One Step Closer To The Edge
Italy has moved even closer to unprecedented territory this week and while an eleventh-hour failure cannot be totally counted out, it seems that a government between The Five Star Movement and League is likely to happen. What isn’t clear, however, is whether such a government would be capable of delivering its pledged measures, which would cost around roughly 500 billion EUR per year unless such measures are funded by credible offsetting saving initiatives. However, due to external and internal constraints, it is unlikely that a 5SM – L government will be able to approve its full economic programme.
Sergio Mattarella, President of the Republic, met with 5SM leader Luigi Di Maio and League leader L Matteo Salvini this week. During a press conference held after the meeting, the two political leaders announced that they had suggested to Mattarella a nominee for the presidency: law professor, Giuseppe Conte.
Mattarella has now given Conte a mandate to form a government. IT’s not a deal set in stone, and the government must pass a confidence vote in Parliament. However, the likelihood is high as the two parties have a majority, however slim.
Market Pressure Mounts on Italian Assets
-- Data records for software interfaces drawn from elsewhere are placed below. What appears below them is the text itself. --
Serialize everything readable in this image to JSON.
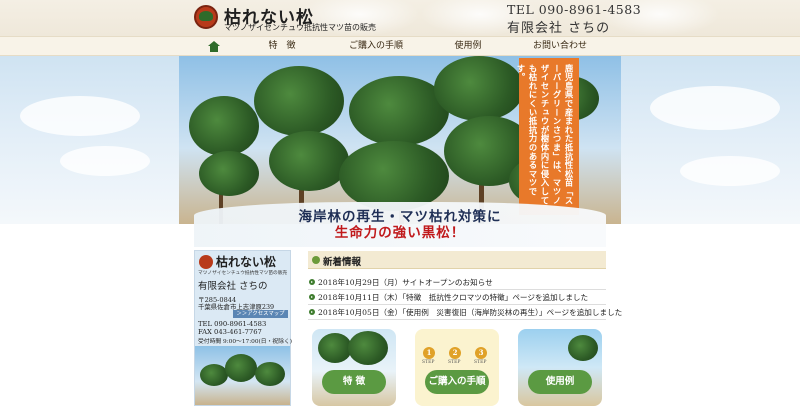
{
  "header": {
    "title": "枯れない松",
    "subtitle": "マツノザイセンチュウ抵抗性マツ苗の販売",
    "tel": "TEL 090-8961-4583",
    "company": "有限会社 さちの"
  },
  "nav": {
    "items": [
      {
        "label": "特　徴"
      },
      {
        "label": "ご購入の手順"
      },
      {
        "label": "使用例"
      },
      {
        "label": "お問い合わせ"
      }
    ]
  },
  "hero": {
    "vertical_text": "鹿児島県で産まれた抵抗性松苗「スーパーグリーンさつま」は、マツノザイセンチュウが樹体内に侵入しても枯れにくい抵抗力のあるマツです。",
    "catch_line1": "海岸林の再生・マツ枯れ対策に",
    "catch_line2": "生命力の強い黒松！"
  },
  "sidebar": {
    "title": "枯れない松",
    "subtitle": "マツノザイセンチュウ抵抗性マツ苗の販売",
    "company": "有限会社 さちの",
    "zip": "〒285-0844",
    "address": "千葉県佐倉市上志津原239",
    "map_link": "＞＞アクセスマップ",
    "tel": "TEL 090-8961-4583",
    "fax": "FAX 043-461-7767",
    "hours": "受付時間 9:00〜17:00(日・祝除く)"
  },
  "news": {
    "heading": "新着情報",
    "items": [
      {
        "text": "2018年10月29日（月）サイトオープンのお知らせ"
      },
      {
        "text": "2018年10月11日（木）「特徴　抵抗性クロマツの特徴」ページを追加しました"
      },
      {
        "text": "2018年10月05日（金）「使用例　災害復旧（海岸防災林の再生）」ページを追加しました"
      }
    ]
  },
  "cards": [
    {
      "label": "特 徴"
    },
    {
      "label": "ご購入の手順",
      "steps": [
        "1",
        "2",
        "3"
      ],
      "step_label": "STEP"
    },
    {
      "label": "使用例"
    }
  ],
  "colors": {
    "accent_orange": "#e8792a",
    "catch_red": "#c0191b",
    "navy": "#1f2f56",
    "green": "#3f7d2f"
  },
  "icons": {
    "home": "home-icon",
    "news_bullet": "circle-arrow-icon",
    "logo": "pine-logo-icon"
  }
}
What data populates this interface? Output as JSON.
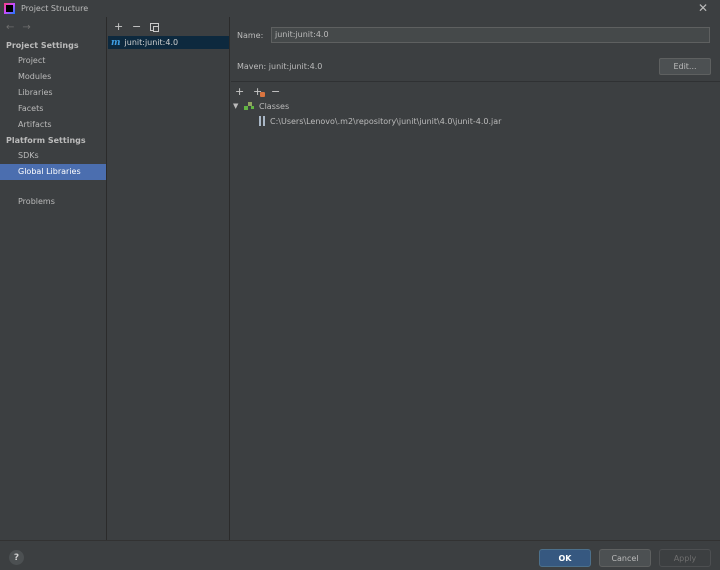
{
  "window": {
    "title": "Project Structure"
  },
  "sidebar": {
    "project_settings_header": "Project Settings",
    "project_items": [
      "Project",
      "Modules",
      "Libraries",
      "Facets",
      "Artifacts"
    ],
    "platform_settings_header": "Platform Settings",
    "platform_items": [
      "SDKs",
      "Global Libraries"
    ],
    "selected_item": "Global Libraries",
    "extra_items": [
      "Problems"
    ]
  },
  "library_list": {
    "items": [
      {
        "label": "junit:junit:4.0",
        "icon": "maven-icon",
        "selected": true
      }
    ]
  },
  "details": {
    "name_label": "Name:",
    "name_value": "junit:junit:4.0",
    "maven_text": "Maven: junit:junit:4.0",
    "edit_button": "Edit...",
    "tree": {
      "root_label": "Classes",
      "child_path": "C:\\Users\\Lenovo\\.m2\\repository\\junit\\junit\\4.0\\junit-4.0.jar"
    }
  },
  "footer": {
    "help": "?",
    "ok": "OK",
    "cancel": "Cancel",
    "apply": "Apply"
  },
  "colors": {
    "selection": "#4b6eaf",
    "ok_button": "#365880",
    "background": "#3c3f41"
  }
}
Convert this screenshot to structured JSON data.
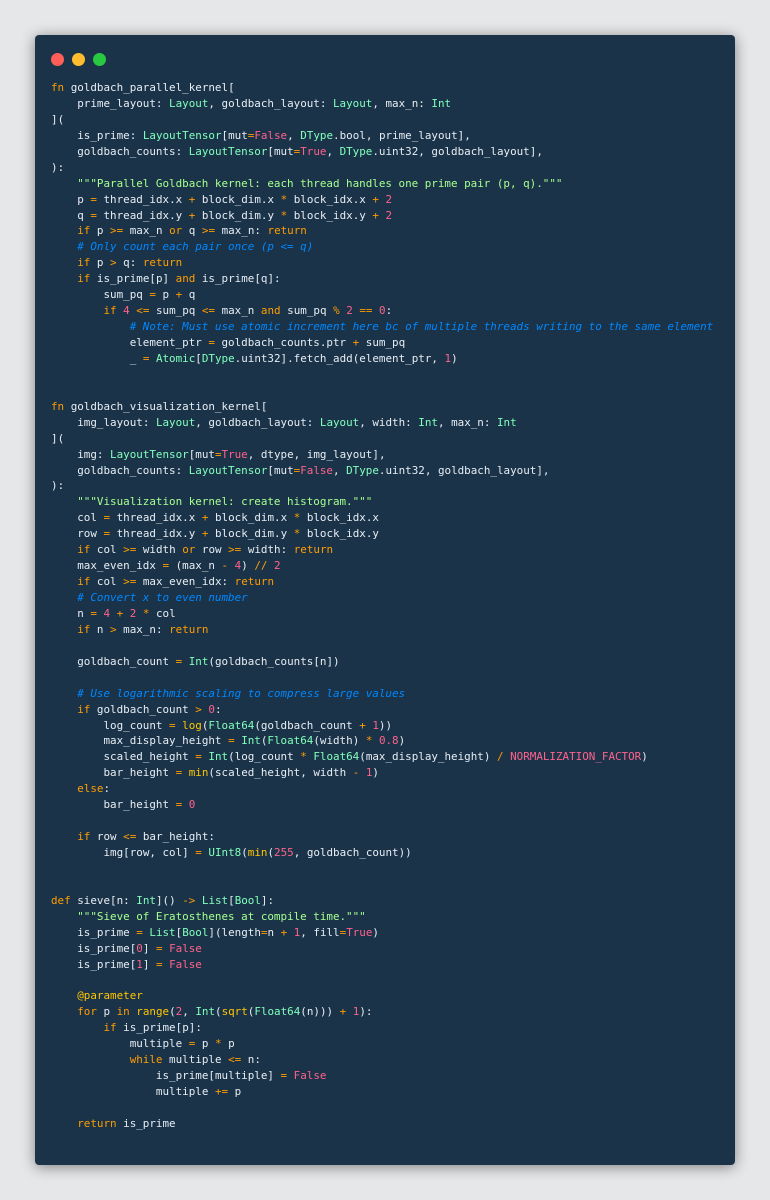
{
  "window": {
    "controls": [
      "close",
      "minimize",
      "maximize"
    ],
    "colors": {
      "background": "#1b3349",
      "close": "#ff5f57",
      "minimize": "#febc2e",
      "maximize": "#28c840"
    }
  },
  "code": {
    "language": "mojo",
    "lines": [
      "fn goldbach_parallel_kernel[",
      "    prime_layout: Layout, goldbach_layout: Layout, max_n: Int",
      "](",
      "    is_prime: LayoutTensor[mut=False, DType.bool, prime_layout],",
      "    goldbach_counts: LayoutTensor[mut=True, DType.uint32, goldbach_layout],",
      "):",
      "    \"\"\"Parallel Goldbach kernel: each thread handles one prime pair (p, q).\"\"\"",
      "    p = thread_idx.x + block_dim.x * block_idx.x + 2",
      "    q = thread_idx.y + block_dim.y * block_idx.y + 2",
      "    if p >= max_n or q >= max_n: return",
      "    # Only count each pair once (p <= q)",
      "    if p > q: return",
      "    if is_prime[p] and is_prime[q]:",
      "        sum_pq = p + q",
      "        if 4 <= sum_pq <= max_n and sum_pq % 2 == 0:",
      "            # Note: Must use atomic increment here bc of multiple threads writing to the same element",
      "            element_ptr = goldbach_counts.ptr + sum_pq",
      "            _ = Atomic[DType.uint32].fetch_add(element_ptr, 1)",
      "",
      "",
      "fn goldbach_visualization_kernel[",
      "    img_layout: Layout, goldbach_layout: Layout, width: Int, max_n: Int",
      "](",
      "    img: LayoutTensor[mut=True, dtype, img_layout],",
      "    goldbach_counts: LayoutTensor[mut=False, DType.uint32, goldbach_layout],",
      "):",
      "    \"\"\"Visualization kernel: create histogram.\"\"\"",
      "    col = thread_idx.x + block_dim.x * block_idx.x",
      "    row = thread_idx.y + block_dim.y * block_idx.y",
      "    if col >= width or row >= width: return",
      "    max_even_idx = (max_n - 4) // 2",
      "    if col >= max_even_idx: return",
      "    # Convert x to even number",
      "    n = 4 + 2 * col",
      "    if n > max_n: return",
      "",
      "    goldbach_count = Int(goldbach_counts[n])",
      "",
      "    # Use logarithmic scaling to compress large values",
      "    if goldbach_count > 0:",
      "        log_count = log(Float64(goldbach_count + 1))",
      "        max_display_height = Int(Float64(width) * 0.8)",
      "        scaled_height = Int(log_count * Float64(max_display_height) / NORMALIZATION_FACTOR)",
      "        bar_height = min(scaled_height, width - 1)",
      "    else:",
      "        bar_height = 0",
      "",
      "    if row <= bar_height:",
      "        img[row, col] = UInt8(min(255, goldbach_count))",
      "",
      "",
      "def sieve[n: Int]() -> List[Bool]:",
      "    \"\"\"Sieve of Eratosthenes at compile time.\"\"\"",
      "    is_prime = List[Bool](length=n + 1, fill=True)",
      "    is_prime[0] = False",
      "    is_prime[1] = False",
      "",
      "    @parameter",
      "    for p in range(2, Int(sqrt(Float64(n))) + 1):",
      "        if is_prime[p]:",
      "            multiple = p * p",
      "            while multiple <= n:",
      "                is_prime[multiple] = False",
      "                multiple += p",
      "",
      "    return is_prime"
    ]
  }
}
With political uncertainty having plagued the country over the last month, market pressure mounts on Italian assets. In the wake of last week’s release of a particularly challenging economic programme, reports by the media have added further pressure regarding potential political composition, resulting in a 21% one-day increase in the 10y spread between German and Italian bonds.
The President is expected to be focusing on keeping ties between the rest of Europe and the US strong and healthy. During a speech made on the 12th May in memory of former President Luigi Einaudi, Mattarella noted that he will be paying close attention to the economic and political sustainability of any bills the government puts before his consideration.
Risks to The Government
While agreeing a coalition between 5SM and L might seem like the end of Italy’s political troubles the government is likely to face huge restraint due to both internal and external issues.
1 – A 5SM – L government would hold only a very slight majority of 6 seats in the Senate and 31 seats in the Lower House which might prove too fragile to act as a platform for any significant political and market pressures.
2 – Mattarella, who still holds the power to veto and government bills deemed unconstitutional, can reject and fiscal measures if he deems them a threat to the stability of public finances, as noted by Article 81 of the constitution.
3 – The fiscal measures pledged by 5SM and L could potentially add further fuel to the tensions between Italy and its partners. While the European Commission is expected to take a conservative approach, it is possible that 5SM – L rhetoric could escalate to the point where Italy ends up holding a referendum on EU/EA membership, whether unconstitutional or not. However, this is highly unlikely and only represents a disaster scenario.
Potential For Government Crisis
However, what is a substantial risk, is the potential for a government crisis or the holding of snap elections. Given the high level of constraint on a 5SM – L government, and the difficulty such a government will have in passing legislature, it could quite quickly reach a point where the government finds itself breaking down and is forced to hold a snap elections. If such a move were to occur, current polling suggests that L and not 5SM, would be the winner and given the credibility damage to L of being involved in an anti-establishment government, the potential for snap elections being held is significant.